### Task brief
What is needed is an exact copy of the data below, pictures excluded.

____ Entries supplied

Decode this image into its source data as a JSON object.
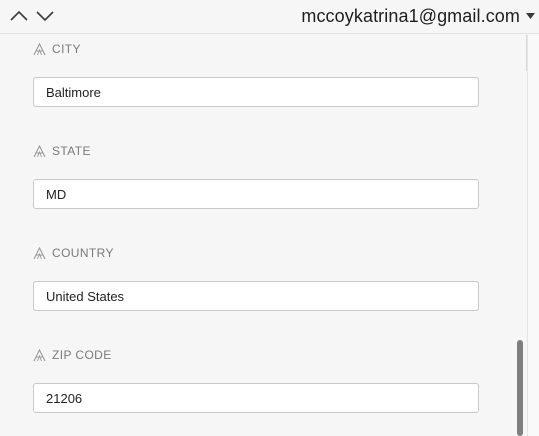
{
  "header": {
    "account_email": "mccoykatrina1@gmail.com"
  },
  "fields": [
    {
      "label": "CITY",
      "value": "Baltimore"
    },
    {
      "label": "STATE",
      "value": "MD"
    },
    {
      "label": "COUNTRY",
      "value": "United States"
    },
    {
      "label": "ZIP CODE",
      "value": "21206"
    }
  ],
  "icons": {
    "nav_up": "chevron-up-icon",
    "nav_down": "chevron-down-icon",
    "account_caret": "caret-down-icon",
    "field_label": "text-field-icon"
  },
  "colors": {
    "background": "#f6f6f6",
    "input_border": "#c9c9c9",
    "label_text": "#7a7a7a",
    "scroll_thumb": "#7f7f7f"
  }
}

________

### Answer area
Decode this image into its source data as a JSON object.
{
  "header": {
    "account_email": "mccoykatrina1@gmail.com"
  },
  "fields": [
    {
      "label": "CITY",
      "value": "Baltimore"
    },
    {
      "label": "STATE",
      "value": "MD"
    },
    {
      "label": "COUNTRY",
      "value": "United States"
    },
    {
      "label": "ZIP CODE",
      "value": "21206"
    }
  ],
  "icons": {
    "nav_up": "chevron-up-icon",
    "nav_down": "chevron-down-icon",
    "account_caret": "caret-down-icon",
    "field_label": "text-field-icon"
  },
  "colors": {
    "background": "#f6f6f6",
    "input_border": "#c9c9c9",
    "label_text": "#7a7a7a",
    "scroll_thumb": "#7f7f7f"
  }
}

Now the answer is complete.